** WHAT THE EXERCISE ASKS **
Copy down every line of the data that follows exactly. Omit the pictures.

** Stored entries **
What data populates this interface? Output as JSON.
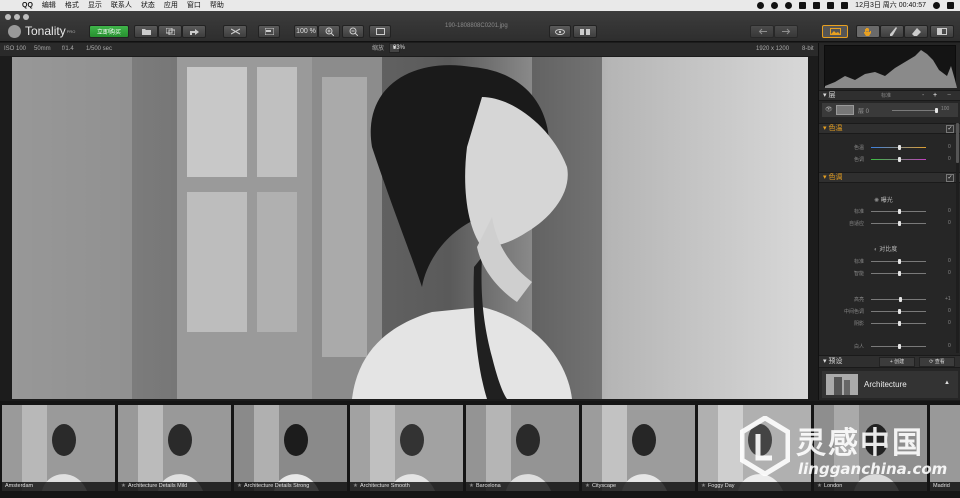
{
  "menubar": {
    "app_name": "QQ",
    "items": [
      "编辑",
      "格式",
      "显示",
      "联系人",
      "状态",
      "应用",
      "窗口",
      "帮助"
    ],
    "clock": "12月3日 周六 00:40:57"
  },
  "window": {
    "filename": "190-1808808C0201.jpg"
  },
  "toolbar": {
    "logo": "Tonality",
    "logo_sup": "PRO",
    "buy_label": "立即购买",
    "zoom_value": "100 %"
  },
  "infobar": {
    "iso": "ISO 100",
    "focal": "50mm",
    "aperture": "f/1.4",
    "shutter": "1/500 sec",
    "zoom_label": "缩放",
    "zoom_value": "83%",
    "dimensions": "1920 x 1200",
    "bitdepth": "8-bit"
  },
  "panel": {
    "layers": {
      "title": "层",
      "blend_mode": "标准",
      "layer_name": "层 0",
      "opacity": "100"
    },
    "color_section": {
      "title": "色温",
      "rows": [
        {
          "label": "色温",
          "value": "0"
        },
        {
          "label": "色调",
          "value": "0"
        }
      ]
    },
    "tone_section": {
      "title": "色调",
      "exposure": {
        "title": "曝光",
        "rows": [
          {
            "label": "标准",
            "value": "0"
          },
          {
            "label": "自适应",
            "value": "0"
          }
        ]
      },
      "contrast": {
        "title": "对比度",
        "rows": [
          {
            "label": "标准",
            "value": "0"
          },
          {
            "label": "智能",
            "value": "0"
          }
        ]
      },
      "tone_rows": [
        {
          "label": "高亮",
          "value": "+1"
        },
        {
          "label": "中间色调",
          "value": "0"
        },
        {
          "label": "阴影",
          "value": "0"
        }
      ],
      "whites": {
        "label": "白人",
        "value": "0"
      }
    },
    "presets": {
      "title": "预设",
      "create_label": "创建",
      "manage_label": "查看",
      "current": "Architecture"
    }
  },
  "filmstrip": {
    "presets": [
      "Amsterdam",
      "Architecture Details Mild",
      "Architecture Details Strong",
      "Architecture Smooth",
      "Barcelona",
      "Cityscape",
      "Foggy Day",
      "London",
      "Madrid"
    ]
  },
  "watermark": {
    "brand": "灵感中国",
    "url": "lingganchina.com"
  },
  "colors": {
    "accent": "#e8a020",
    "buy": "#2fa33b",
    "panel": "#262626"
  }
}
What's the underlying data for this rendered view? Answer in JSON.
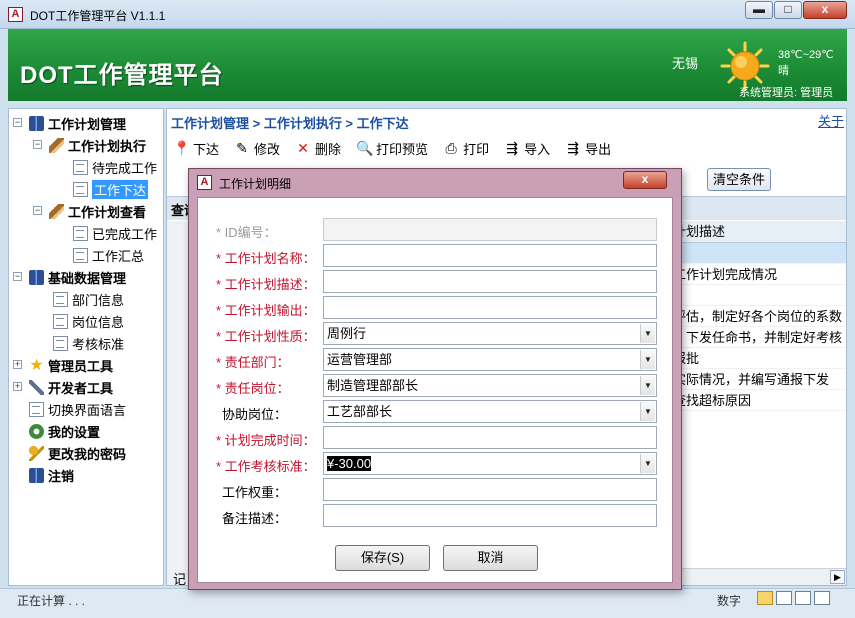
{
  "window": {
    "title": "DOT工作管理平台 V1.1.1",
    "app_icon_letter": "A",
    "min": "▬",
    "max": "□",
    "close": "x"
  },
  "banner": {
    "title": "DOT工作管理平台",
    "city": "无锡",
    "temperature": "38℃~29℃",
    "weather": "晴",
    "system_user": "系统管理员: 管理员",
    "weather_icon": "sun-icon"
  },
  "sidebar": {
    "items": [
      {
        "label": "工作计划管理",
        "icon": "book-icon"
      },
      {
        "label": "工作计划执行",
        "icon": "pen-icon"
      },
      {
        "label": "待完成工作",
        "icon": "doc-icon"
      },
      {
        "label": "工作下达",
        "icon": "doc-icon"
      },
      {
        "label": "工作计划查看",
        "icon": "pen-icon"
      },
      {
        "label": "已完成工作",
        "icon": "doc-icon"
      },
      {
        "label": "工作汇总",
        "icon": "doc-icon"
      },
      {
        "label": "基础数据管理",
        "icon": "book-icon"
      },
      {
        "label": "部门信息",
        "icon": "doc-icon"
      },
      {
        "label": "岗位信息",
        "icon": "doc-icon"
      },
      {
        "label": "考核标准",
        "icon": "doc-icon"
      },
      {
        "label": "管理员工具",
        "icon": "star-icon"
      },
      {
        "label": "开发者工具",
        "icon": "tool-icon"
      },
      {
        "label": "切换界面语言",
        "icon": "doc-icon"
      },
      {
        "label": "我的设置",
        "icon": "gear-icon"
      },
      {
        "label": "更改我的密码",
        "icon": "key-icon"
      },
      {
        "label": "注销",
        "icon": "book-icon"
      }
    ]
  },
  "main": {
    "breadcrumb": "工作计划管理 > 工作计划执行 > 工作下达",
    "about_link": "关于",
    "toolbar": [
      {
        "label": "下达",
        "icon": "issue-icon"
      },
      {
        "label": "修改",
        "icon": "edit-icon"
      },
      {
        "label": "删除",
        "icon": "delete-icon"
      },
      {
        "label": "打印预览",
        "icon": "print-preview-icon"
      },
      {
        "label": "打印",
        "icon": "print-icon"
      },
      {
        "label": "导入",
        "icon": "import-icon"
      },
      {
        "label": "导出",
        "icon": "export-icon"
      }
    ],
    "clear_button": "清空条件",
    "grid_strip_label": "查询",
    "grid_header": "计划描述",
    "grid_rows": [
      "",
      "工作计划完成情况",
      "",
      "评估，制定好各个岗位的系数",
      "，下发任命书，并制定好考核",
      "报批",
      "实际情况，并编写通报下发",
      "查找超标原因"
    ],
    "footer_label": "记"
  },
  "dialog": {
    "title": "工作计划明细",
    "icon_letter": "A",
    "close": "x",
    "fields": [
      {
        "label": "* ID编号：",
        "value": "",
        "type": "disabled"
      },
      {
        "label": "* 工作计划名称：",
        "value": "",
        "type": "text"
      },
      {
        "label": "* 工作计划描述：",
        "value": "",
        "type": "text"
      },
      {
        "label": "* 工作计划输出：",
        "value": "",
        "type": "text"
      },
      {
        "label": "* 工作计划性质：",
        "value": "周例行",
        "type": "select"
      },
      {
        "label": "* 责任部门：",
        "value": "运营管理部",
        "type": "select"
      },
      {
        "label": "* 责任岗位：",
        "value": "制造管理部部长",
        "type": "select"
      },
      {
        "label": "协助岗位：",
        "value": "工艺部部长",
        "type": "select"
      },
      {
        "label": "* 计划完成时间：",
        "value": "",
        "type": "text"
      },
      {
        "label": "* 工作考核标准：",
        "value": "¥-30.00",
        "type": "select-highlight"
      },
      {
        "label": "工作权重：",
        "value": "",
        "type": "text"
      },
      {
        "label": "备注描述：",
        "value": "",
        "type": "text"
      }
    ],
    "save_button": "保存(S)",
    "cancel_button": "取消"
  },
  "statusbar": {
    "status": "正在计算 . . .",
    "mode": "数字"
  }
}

** RESPONSE TO THIS EXERCISE **
What data populates this interface? Output as JSON.
{
  "menubar": {
    "app_name": "QQ",
    "items": [
      "编辑",
      "格式",
      "显示",
      "联系人",
      "状态",
      "应用",
      "窗口",
      "帮助"
    ],
    "clock": "12月3日 周六 00:40:57"
  },
  "window": {
    "filename": "190-1808808C0201.jpg"
  },
  "toolbar": {
    "logo": "Tonality",
    "logo_sup": "PRO",
    "buy_label": "立即购买",
    "zoom_value": "100 %"
  },
  "infobar": {
    "iso": "ISO 100",
    "focal": "50mm",
    "aperture": "f/1.4",
    "shutter": "1/500 sec",
    "zoom_label": "缩放",
    "zoom_value": "83%",
    "dimensions": "1920 x 1200",
    "bitdepth": "8-bit"
  },
  "panel": {
    "layers": {
      "title": "层",
      "blend_mode": "标准",
      "layer_name": "层 0",
      "opacity": "100"
    },
    "color_section": {
      "title": "色温",
      "rows": [
        {
          "label": "色温",
          "value": "0"
        },
        {
          "label": "色调",
          "value": "0"
        }
      ]
    },
    "tone_section": {
      "title": "色调",
      "exposure": {
        "title": "曝光",
        "rows": [
          {
            "label": "标准",
            "value": "0"
          },
          {
            "label": "自适应",
            "value": "0"
          }
        ]
      },
      "contrast": {
        "title": "对比度",
        "rows": [
          {
            "label": "标准",
            "value": "0"
          },
          {
            "label": "智能",
            "value": "0"
          }
        ]
      },
      "tone_rows": [
        {
          "label": "高亮",
          "value": "+1"
        },
        {
          "label": "中间色调",
          "value": "0"
        },
        {
          "label": "阴影",
          "value": "0"
        }
      ],
      "whites": {
        "label": "白人",
        "value": "0"
      }
    },
    "presets": {
      "title": "预设",
      "create_label": "创建",
      "manage_label": "查看",
      "current": "Architecture"
    }
  },
  "filmstrip": {
    "presets": [
      "Amsterdam",
      "Architecture Details Mild",
      "Architecture Details Strong",
      "Architecture Smooth",
      "Barcelona",
      "Cityscape",
      "Foggy Day",
      "London",
      "Madrid"
    ]
  },
  "watermark": {
    "brand": "灵感中国",
    "url": "lingganchina.com"
  },
  "colors": {
    "accent": "#e8a020",
    "buy": "#2fa33b",
    "panel": "#262626"
  }
}
What's the underlying data for this rendered view? Answer in JSON.
{
  "window": {
    "title": "DOT工作管理平台 V1.1.1",
    "app_icon_letter": "A",
    "min": "▬",
    "max": "□",
    "close": "x"
  },
  "banner": {
    "title": "DOT工作管理平台",
    "city": "无锡",
    "temperature": "38℃~29℃",
    "weather": "晴",
    "system_user": "系统管理员: 管理员",
    "weather_icon": "sun-icon"
  },
  "sidebar": {
    "items": [
      {
        "label": "工作计划管理",
        "icon": "book-icon"
      },
      {
        "label": "工作计划执行",
        "icon": "pen-icon"
      },
      {
        "label": "待完成工作",
        "icon": "doc-icon"
      },
      {
        "label": "工作下达",
        "icon": "doc-icon"
      },
      {
        "label": "工作计划查看",
        "icon": "pen-icon"
      },
      {
        "label": "已完成工作",
        "icon": "doc-icon"
      },
      {
        "label": "工作汇总",
        "icon": "doc-icon"
      },
      {
        "label": "基础数据管理",
        "icon": "book-icon"
      },
      {
        "label": "部门信息",
        "icon": "doc-icon"
      },
      {
        "label": "岗位信息",
        "icon": "doc-icon"
      },
      {
        "label": "考核标准",
        "icon": "doc-icon"
      },
      {
        "label": "管理员工具",
        "icon": "star-icon"
      },
      {
        "label": "开发者工具",
        "icon": "tool-icon"
      },
      {
        "label": "切换界面语言",
        "icon": "doc-icon"
      },
      {
        "label": "我的设置",
        "icon": "gear-icon"
      },
      {
        "label": "更改我的密码",
        "icon": "key-icon"
      },
      {
        "label": "注销",
        "icon": "book-icon"
      }
    ]
  },
  "main": {
    "breadcrumb": "工作计划管理 > 工作计划执行 > 工作下达",
    "about_link": "关于",
    "toolbar": [
      {
        "label": "下达",
        "icon": "issue-icon"
      },
      {
        "label": "修改",
        "icon": "edit-icon"
      },
      {
        "label": "删除",
        "icon": "delete-icon"
      },
      {
        "label": "打印预览",
        "icon": "print-preview-icon"
      },
      {
        "label": "打印",
        "icon": "print-icon"
      },
      {
        "label": "导入",
        "icon": "import-icon"
      },
      {
        "label": "导出",
        "icon": "export-icon"
      }
    ],
    "clear_button": "清空条件",
    "grid_strip_label": "查询",
    "grid_header": "计划描述",
    "grid_rows": [
      "",
      "工作计划完成情况",
      "",
      "评估，制定好各个岗位的系数",
      "，下发任命书，并制定好考核",
      "报批",
      "实际情况，并编写通报下发",
      "查找超标原因"
    ],
    "footer_label": "记"
  },
  "dialog": {
    "title": "工作计划明细",
    "icon_letter": "A",
    "close": "x",
    "fields": [
      {
        "label": "* ID编号：",
        "value": "",
        "type": "disabled"
      },
      {
        "label": "* 工作计划名称：",
        "value": "",
        "type": "text"
      },
      {
        "label": "* 工作计划描述：",
        "value": "",
        "type": "text"
      },
      {
        "label": "* 工作计划输出：",
        "value": "",
        "type": "text"
      },
      {
        "label": "* 工作计划性质：",
        "value": "周例行",
        "type": "select"
      },
      {
        "label": "* 责任部门：",
        "value": "运营管理部",
        "type": "select"
      },
      {
        "label": "* 责任岗位：",
        "value": "制造管理部部长",
        "type": "select"
      },
      {
        "label": "协助岗位：",
        "value": "工艺部部长",
        "type": "select"
      },
      {
        "label": "* 计划完成时间：",
        "value": "",
        "type": "text"
      },
      {
        "label": "* 工作考核标准：",
        "value": "¥-30.00",
        "type": "select-highlight"
      },
      {
        "label": "工作权重：",
        "value": "",
        "type": "text"
      },
      {
        "label": "备注描述：",
        "value": "",
        "type": "text"
      }
    ],
    "save_button": "保存(S)",
    "cancel_button": "取消"
  },
  "statusbar": {
    "status": "正在计算 . . .",
    "mode": "数字"
  }
}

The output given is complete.